Lest you underestimate the international scope of the angel group movement, or the influence of the Angel Capital Association (ACA) and US based angel groups, note that 20 angels from New Zealand will be attending the ACA summit in San Francisco next week.
"What you get is a great feel for the scale of investments that are being done around the globe," says Ken Erskine, Director of the ICE Angels. "What you soon recognise is that angel investing is popular around the world but the real focus in leadership tends to come out of the US."
ICE Angels is New Zealand’s largest group of Angel investors, with 130 members from all over New Zealand and overseas. Since founded in 2003, the ICE Angels have invested over $38 million in 39 companies over 70 investment rounds.
The group with Erskine includes Robbie Paul of Auckland business incubator The Icehouse, Angel Association New Zealand chairman Ray Thomson, and Brian Casey, chairman of the Ice Angels investment group. Founded in 2001, The Icehouse has worked with over 3,500 ambitious owner managers – from start-ups, to established multi-million dollar companies, helping to raise over $50 million in capital, accelerating business growth and driving wealth creation.
Four New Zealand start-ups are also traveling to San Francisco to attend an event at the Kiwi Landing Pad - an organization which helps New Zealand tech companies establish and grow their businesses in the US. Erskine said the event would give companies a chance to pitch their business plans to a panel of US-based New Zealand entrepreneurs, including Claudia Batten - one of the founders of video game advertising firm Massive, sold to Microsoft in 2006 - and Victoria Ransom, who sold her social media marketing firm Wildfire to Google for US$250 million ($292 million) last year.
The four start-ups are intellectual property solutions provider Parrot Analytics, BigLittleBang, which has developed an online 3D virtual world for children, agri-tech business CropLogic, and biotech developer PolyBatics.
BigLittleBang founder Chris White, who is coming to California, said the trip would also provide the opportunity to pitch to US angel investors. "We're looking for advisers and potential board members in the US," he said. "We're looking for expertise [from people who] also want to have skin in the game."
White said the US was BigLittleBang's biggest market and the company was looking to establish a presence here.

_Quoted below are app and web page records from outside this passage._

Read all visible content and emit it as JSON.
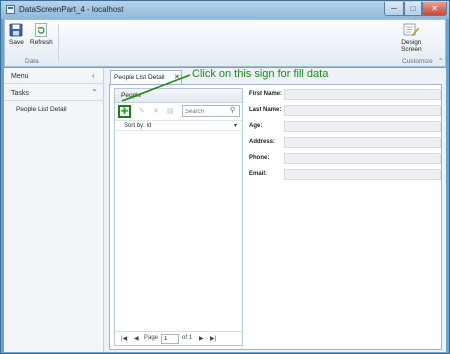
{
  "window": {
    "title": "DataScreenPart_4 - localhost",
    "controls": {
      "minimize": "─",
      "maximize": "□",
      "close": "✕"
    }
  },
  "ribbon": {
    "save_label": "Save",
    "refresh_label": "Refresh",
    "data_group_label": "Data",
    "design_label_1": "Design",
    "design_label_2": "Screen",
    "customize_group_label": "Customize"
  },
  "nav": {
    "menu_label": "Menu",
    "menu_chevron": "‹",
    "tasks_label": "Tasks",
    "tasks_chevron": "⌃",
    "items": [
      {
        "label": "People List Detail"
      }
    ]
  },
  "tab": {
    "label": "People List Detail",
    "close": "✕"
  },
  "list": {
    "header": "People",
    "add_symbol": "✚",
    "edit_symbol": "✎",
    "delete_symbol": "✕",
    "export_symbol": "▤",
    "search_placeholder": "Search",
    "search_icon": "⚲",
    "sort_label": "Sort by: Id",
    "sort_arrow": "▾",
    "pager": {
      "first": "|◀",
      "prev": "◀",
      "page_label": "Page",
      "page_value": "1",
      "of_label": "of 1",
      "next": "▶",
      "last": "▶|"
    }
  },
  "details": {
    "fields": [
      {
        "label": "First Name:"
      },
      {
        "label": "Last Name:"
      },
      {
        "label": "Age:"
      },
      {
        "label": "Address:"
      },
      {
        "label": "Phone:"
      },
      {
        "label": "Email:"
      }
    ]
  },
  "annotation": {
    "text": "Click on this sign for fill data",
    "color": "#1e8a1e"
  },
  "colors": {
    "window_frame": "#6aa3cf",
    "add_button_border": "#1b7d1b",
    "close_button": "#c94733"
  },
  "icons": [
    "app-icon",
    "save-icon",
    "refresh-icon",
    "design-screen-icon",
    "add-icon",
    "edit-icon",
    "delete-icon",
    "export-icon",
    "search-icon"
  ]
}
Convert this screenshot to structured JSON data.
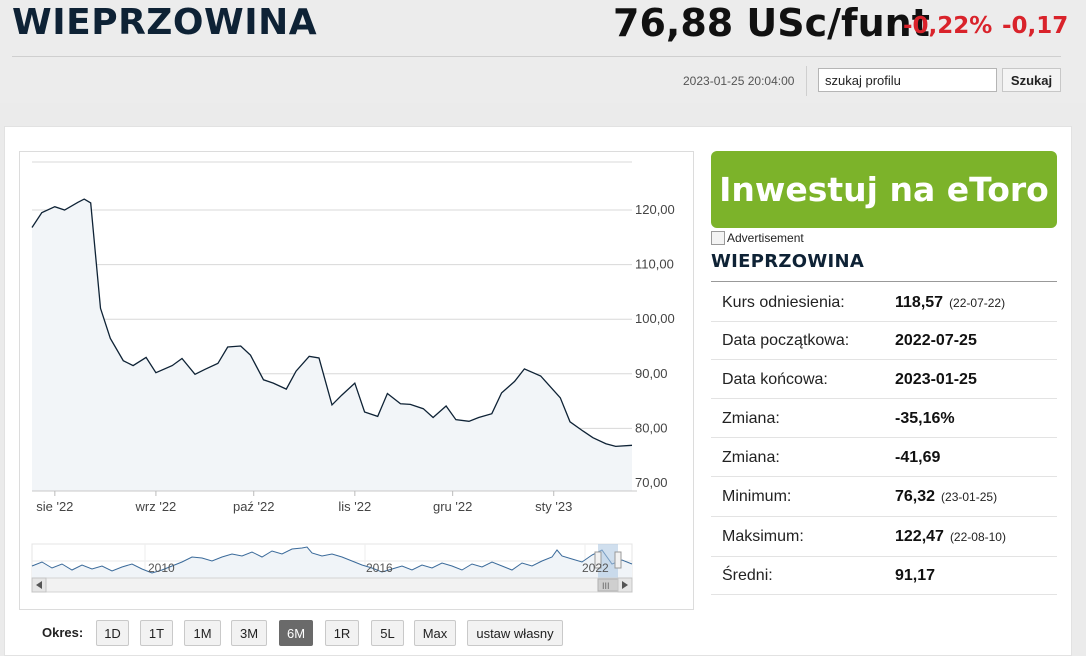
{
  "header": {
    "title": "WIEPRZOWINA",
    "price": "76,88 USc/funt",
    "change_pct": "-0,22%",
    "change_abs": "-0,17",
    "timestamp": "2023-01-25 20:04:00",
    "search_placeholder": "szukaj profilu",
    "search_button": "Szukaj"
  },
  "cta": {
    "label": "Inwestuj na eToro",
    "ad_alt": "Advertisement"
  },
  "stats": {
    "title": "WIEPRZOWINA",
    "rows": [
      {
        "label": "Kurs odniesienia:",
        "value": "118,57",
        "date": "(22-07-22)"
      },
      {
        "label": "Data początkowa:",
        "value": "2022-07-25",
        "date": ""
      },
      {
        "label": "Data końcowa:",
        "value": "2023-01-25",
        "date": ""
      },
      {
        "label": "Zmiana:",
        "value": "-35,16%",
        "date": ""
      },
      {
        "label": "Zmiana:",
        "value": "-41,69",
        "date": ""
      },
      {
        "label": "Minimum:",
        "value": "76,32",
        "date": "(23-01-25)"
      },
      {
        "label": "Maksimum:",
        "value": "122,47",
        "date": "(22-08-10)"
      },
      {
        "label": "Średni:",
        "value": "91,17",
        "date": ""
      }
    ]
  },
  "periods": {
    "label": "Okres:",
    "buttons": [
      "1D",
      "1T",
      "1M",
      "3M",
      "6M",
      "1R",
      "5L",
      "Max",
      "ustaw własny"
    ],
    "active": "6M"
  },
  "colors": {
    "accent": "#7cb32a",
    "negative": "#d9232b",
    "line": "#0e2235"
  },
  "chart_data": {
    "type": "line",
    "y_ticks": [
      "120,00",
      "110,00",
      "100,00",
      "90,00",
      "80,00",
      "70,00"
    ],
    "x_ticks": [
      "sie '22",
      "wrz '22",
      "paź '22",
      "lis '22",
      "gru '22",
      "sty '23"
    ],
    "ylim": [
      70,
      125
    ],
    "grid": true,
    "series": [
      {
        "x": [
          "2022-07-25",
          "2022-07-28",
          "2022-08-01",
          "2022-08-04",
          "2022-08-08",
          "2022-08-10",
          "2022-08-12",
          "2022-08-15",
          "2022-08-18",
          "2022-08-22",
          "2022-08-25",
          "2022-08-29",
          "2022-09-01",
          "2022-09-06",
          "2022-09-09",
          "2022-09-13",
          "2022-09-16",
          "2022-09-20",
          "2022-09-23",
          "2022-09-27",
          "2022-09-30",
          "2022-10-04",
          "2022-10-07",
          "2022-10-11",
          "2022-10-14",
          "2022-10-18",
          "2022-10-21",
          "2022-10-25",
          "2022-10-28",
          "2022-11-01",
          "2022-11-04",
          "2022-11-08",
          "2022-11-11",
          "2022-11-15",
          "2022-11-18",
          "2022-11-22",
          "2022-11-25",
          "2022-11-29",
          "2022-12-02",
          "2022-12-06",
          "2022-12-09",
          "2022-12-13",
          "2022-12-16",
          "2022-12-20",
          "2022-12-23",
          "2022-12-28",
          "2023-01-03",
          "2023-01-06",
          "2023-01-10",
          "2023-01-13",
          "2023-01-17",
          "2023-01-20",
          "2023-01-25"
        ],
        "y": [
          116.8,
          119.5,
          120.6,
          120.0,
          121.4,
          122.0,
          121.3,
          102.0,
          96.5,
          92.4,
          91.5,
          93.0,
          90.2,
          91.5,
          92.8,
          89.9,
          90.8,
          91.9,
          94.9,
          95.1,
          93.4,
          88.9,
          88.3,
          87.2,
          90.5,
          93.2,
          92.9,
          84.3,
          86.1,
          88.3,
          83.0,
          82.2,
          86.4,
          84.5,
          84.4,
          83.6,
          82.0,
          84.1,
          81.6,
          81.3,
          82.0,
          82.7,
          86.5,
          88.6,
          90.9,
          89.6,
          85.6,
          81.2,
          79.5,
          78.3,
          77.2,
          76.7,
          76.9
        ]
      }
    ]
  }
}
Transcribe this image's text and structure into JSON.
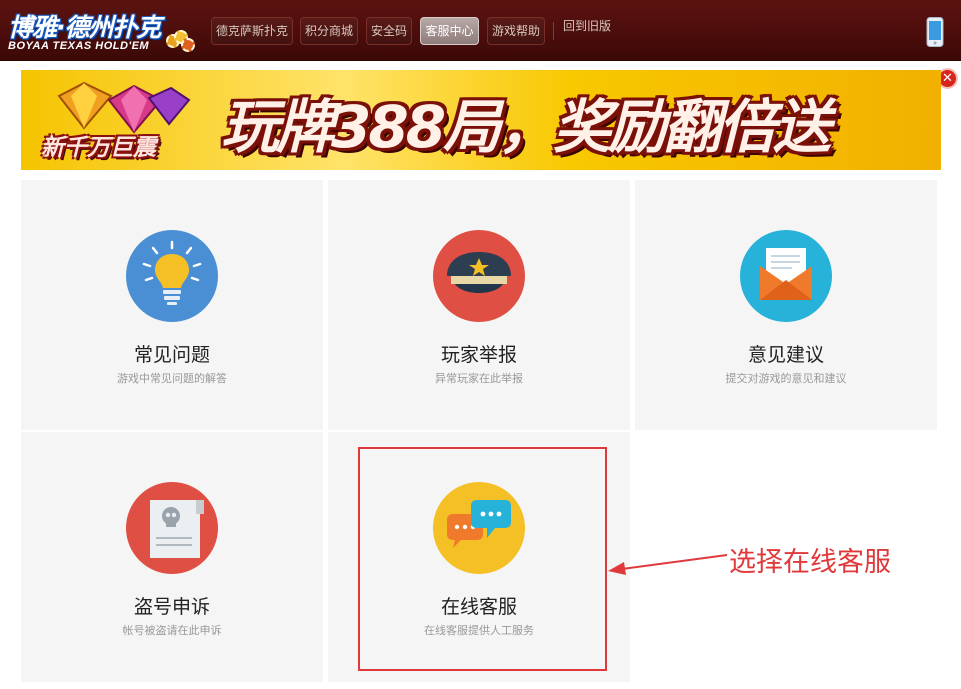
{
  "header": {
    "logo_title": "博雅·德州扑克",
    "logo_subtitle": "BOYAA TEXAS HOLD'EM",
    "tabs": [
      {
        "label": "德克萨斯扑克",
        "active": false
      },
      {
        "label": "积分商城",
        "active": false
      },
      {
        "label": "安全码",
        "active": false
      },
      {
        "label": "客服中心",
        "active": true
      },
      {
        "label": "游戏帮助",
        "active": false
      }
    ],
    "old_version_label": "回到旧版",
    "phone_icon": "mobile-phone-icon"
  },
  "close_icon": "close-icon",
  "banner": {
    "left_text": "新千万巨震",
    "main_text": "玩牌388局，奖励翻倍送"
  },
  "cards": [
    {
      "title": "常见问题",
      "desc": "游戏中常见问题的解答",
      "icon": "lightbulb-icon",
      "color": "#4a8fd4"
    },
    {
      "title": "玩家举报",
      "desc": "异常玩家在此举报",
      "icon": "police-cap-icon",
      "color": "#e04f44"
    },
    {
      "title": "意见建议",
      "desc": "提交对游戏的意见和建议",
      "icon": "envelope-icon",
      "color": "#27b2da"
    },
    {
      "title": "盗号申诉",
      "desc": "帐号被盗请在此申诉",
      "icon": "skull-document-icon",
      "color": "#e04f44"
    },
    {
      "title": "在线客服",
      "desc": "在线客服提供人工服务",
      "icon": "chat-bubbles-icon",
      "color": "#f5c025"
    }
  ],
  "annotation": {
    "text": "选择在线客服",
    "color": "#e0393b"
  }
}
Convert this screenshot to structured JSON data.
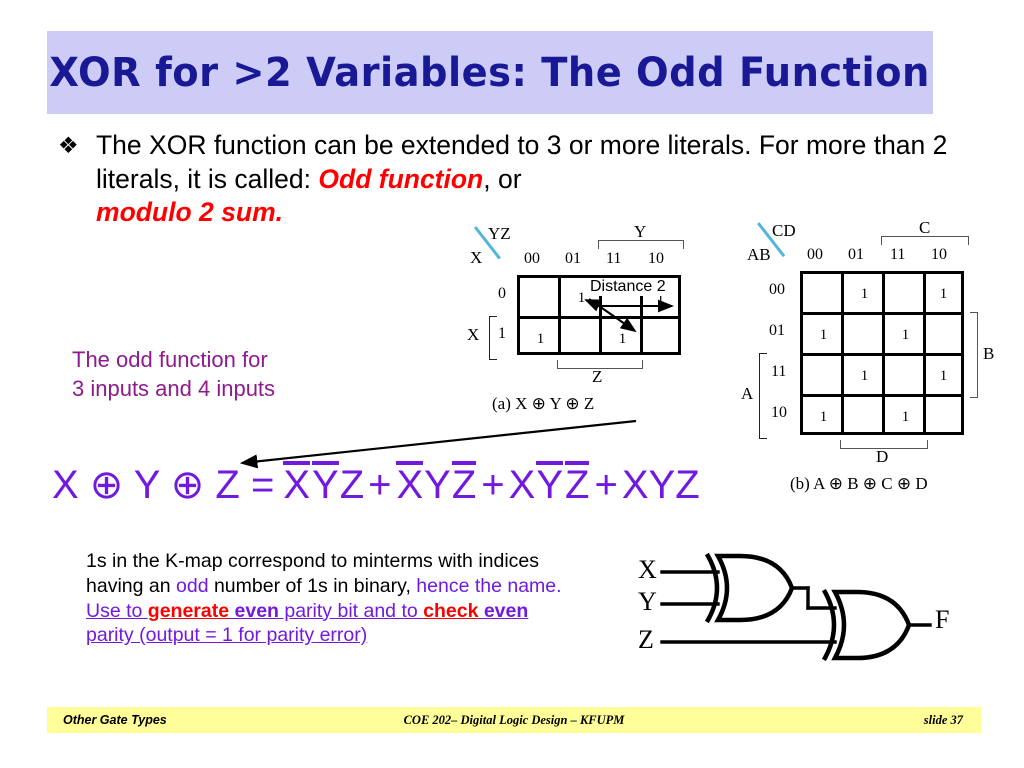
{
  "title": "XOR for >2 Variables: The Odd Function",
  "bullet": {
    "mark": "❖",
    "part1": "The XOR function can be extended to 3 or more literals. For more than  2 literals, it is called: ",
    "emphasis1": "Odd function",
    "part2": ", or ",
    "emphasis2": "modulo 2 sum."
  },
  "purple_note": {
    "line1": "The odd function for",
    "line2": "3 inputs and 4 inputs"
  },
  "equation": {
    "lhs": "X ⊕ Y ⊕ Z =",
    "terms": [
      {
        "x": "X",
        "x_bar": true,
        "y": "Y",
        "y_bar": true,
        "z": "Z",
        "z_bar": false
      },
      {
        "x": "X",
        "x_bar": true,
        "y": "Y",
        "y_bar": false,
        "z": "Z",
        "z_bar": true
      },
      {
        "x": "X",
        "x_bar": false,
        "y": "Y",
        "y_bar": true,
        "z": "Z",
        "z_bar": true
      },
      {
        "x": "X",
        "x_bar": false,
        "y": "Y",
        "y_bar": false,
        "z": "Z",
        "z_bar": false
      }
    ],
    "plus": "+"
  },
  "kmap3": {
    "corner_top_label": "YZ",
    "corner_bottom_label": "X",
    "col_headers": [
      "00",
      "01",
      "11",
      "10"
    ],
    "row_headers": [
      "0",
      "1"
    ],
    "top_group_label": "Y",
    "bottom_group_label": "Z",
    "left_group_label": "X",
    "cells": [
      [
        "",
        "1",
        "",
        "1"
      ],
      [
        "1",
        "",
        "1",
        ""
      ]
    ],
    "annotation": "Distance 2",
    "caption": "(a) X ⊕ Y ⊕ Z"
  },
  "kmap4": {
    "corner_top_label": "CD",
    "corner_bottom_label": "AB",
    "col_headers": [
      "00",
      "01",
      "11",
      "10"
    ],
    "row_headers": [
      "00",
      "01",
      "11",
      "10"
    ],
    "top_group_label": "C",
    "bottom_group_label": "D",
    "left_group_label": "A",
    "right_group_label": "B",
    "cells": [
      [
        "",
        "1",
        "",
        "1"
      ],
      [
        "1",
        "",
        "1",
        ""
      ],
      [
        "",
        "1",
        "",
        "1"
      ],
      [
        "1",
        "",
        "1",
        ""
      ]
    ],
    "caption": "(b) A ⊕ B ⊕ C ⊕ D"
  },
  "bottom_note": {
    "seg1": "1s in the K-map correspond to minterms with indices having an ",
    "seg2_purple": "odd",
    "seg3": " number of 1s in binary, ",
    "seg4_purple": "hence the name. ",
    "seg5_purple_ul": "Use to ",
    "seg6_red_ul": "generate",
    "seg7_purple_ul": " ",
    "seg8_purple_bold_ul": "even",
    "seg9_purple_ul": " parity bit and to ",
    "seg10_red_ul": "check",
    "seg11_purple_bold_ul": " even",
    "seg12_purple_ul": " parity (output = 1 for parity error)"
  },
  "circuit": {
    "input_x": "X",
    "input_y": "Y",
    "input_z": "Z",
    "output_f": "F"
  },
  "footer": {
    "left": "Other Gate Types",
    "center": "COE 202– Digital Logic  Design – KFUPM",
    "right": "slide 37"
  },
  "colors": {
    "title_bg": "#ccccf7",
    "title_text": "#191996",
    "accent_red": "#ff0000",
    "accent_purple": "#7219e0",
    "note_purple": "#8e1a8e",
    "footer_bg": "#ffff99",
    "diagonal_blue": "#4fb6dd"
  }
}
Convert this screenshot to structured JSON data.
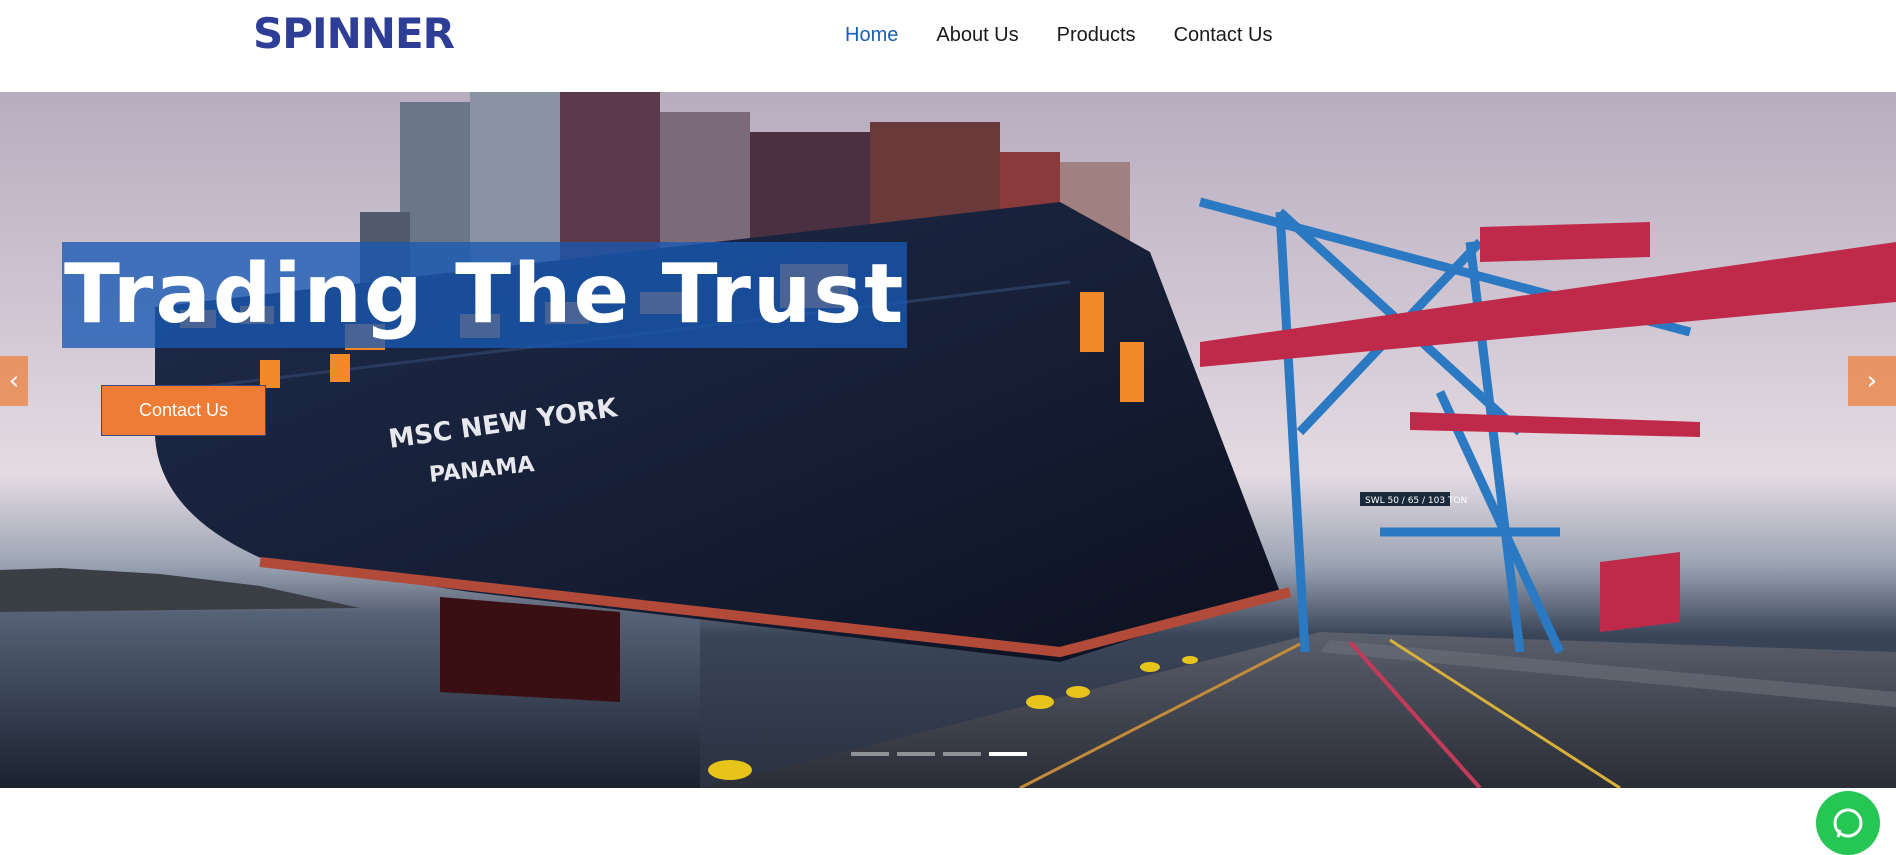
{
  "header": {
    "logo": "SPINNER",
    "nav": [
      {
        "label": "Home",
        "active": true
      },
      {
        "label": "About Us",
        "active": false
      },
      {
        "label": "Products",
        "active": false
      },
      {
        "label": "Contact Us",
        "active": false
      }
    ]
  },
  "hero": {
    "title": "Trading The Trust",
    "button_label": "Contact Us",
    "ship_name": "MSC NEW YORK",
    "ship_port": "PANAMA",
    "crane_label": "SWL 50 / 65 / 103 TON",
    "prev_icon": "chevron-left-icon",
    "next_icon": "chevron-right-icon",
    "slides_total": 4,
    "active_slide": 4
  },
  "colors": {
    "brand": "#2e3d96",
    "nav_active": "#1a5fb4",
    "accent": "#ee7c34",
    "title_bg": "#1858b2",
    "whatsapp": "#25c653"
  },
  "floating": {
    "icon": "whatsapp-icon"
  }
}
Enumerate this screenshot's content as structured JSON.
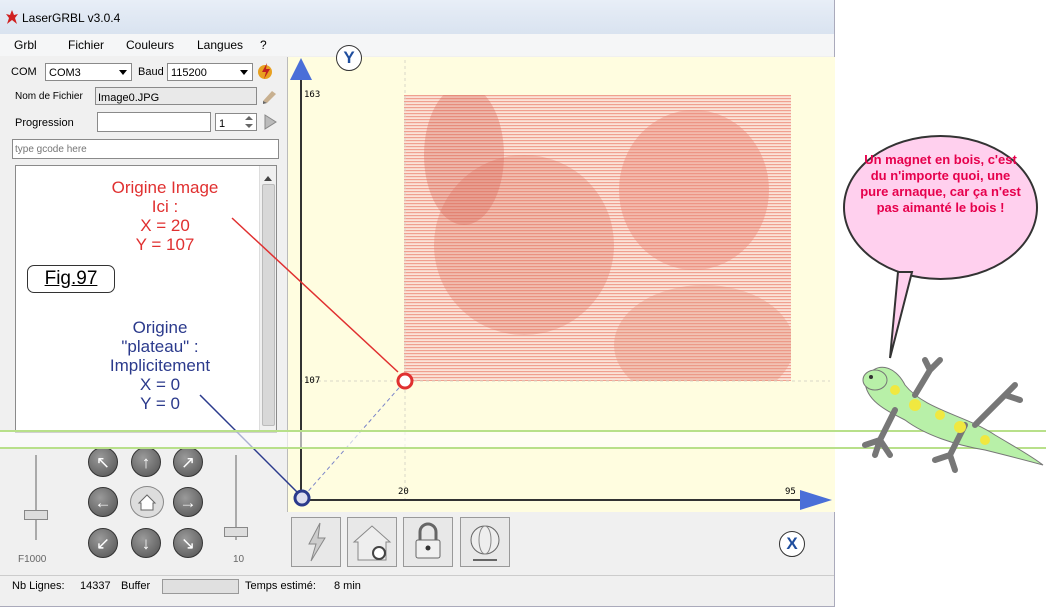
{
  "window": {
    "title": "LaserGRBL v3.0.4"
  },
  "menu": [
    "Grbl",
    "Fichier",
    "Couleurs",
    "Langues",
    "?"
  ],
  "connection": {
    "com_label": "COM",
    "com_value": "COM3",
    "baud_label": "Baud",
    "baud_value": "115200"
  },
  "file": {
    "label": "Nom de Fichier",
    "value": "Image0.JPG"
  },
  "progress": {
    "label": "Progression",
    "count": "1"
  },
  "gcode_input": {
    "placeholder": "type gcode here"
  },
  "annotations": {
    "image_origin": [
      "Origine Image",
      "Ici :",
      "X = 20",
      "Y = 107"
    ],
    "plate_origin": [
      "Origine",
      "\"plateau\" :",
      "Implicitement",
      "X = 0",
      "Y = 0"
    ],
    "figure": "Fig.97"
  },
  "jog": {
    "speed_label": "F1000",
    "step_label": "10"
  },
  "axes": {
    "y_label": "Y",
    "x_label": "X",
    "y_ticks": [
      "163",
      "107"
    ],
    "x_ticks": [
      "20",
      "95"
    ]
  },
  "status": {
    "lines_label": "Nb Lignes:",
    "lines_value": "14337",
    "buffer_label": "Buffer",
    "time_label": "Temps estimé:",
    "time_value": "8 min"
  },
  "bubble": "Un magnet en bois, c'est du n'importe quoi, une pure arnaque, car ça n'est pas aimanté le bois !",
  "colors": {
    "image_origin": "#e03030",
    "plate_origin": "#2b3a8c",
    "axis": "#4a6fd8",
    "bubble_text": "#e6004c",
    "gecko": "#b8f0a8"
  }
}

Erskine believes New Zealand will have the largest contingent of investors, apart from the US, at the summit.
|Our Editor, on left, working in a real ice house 50 years ago|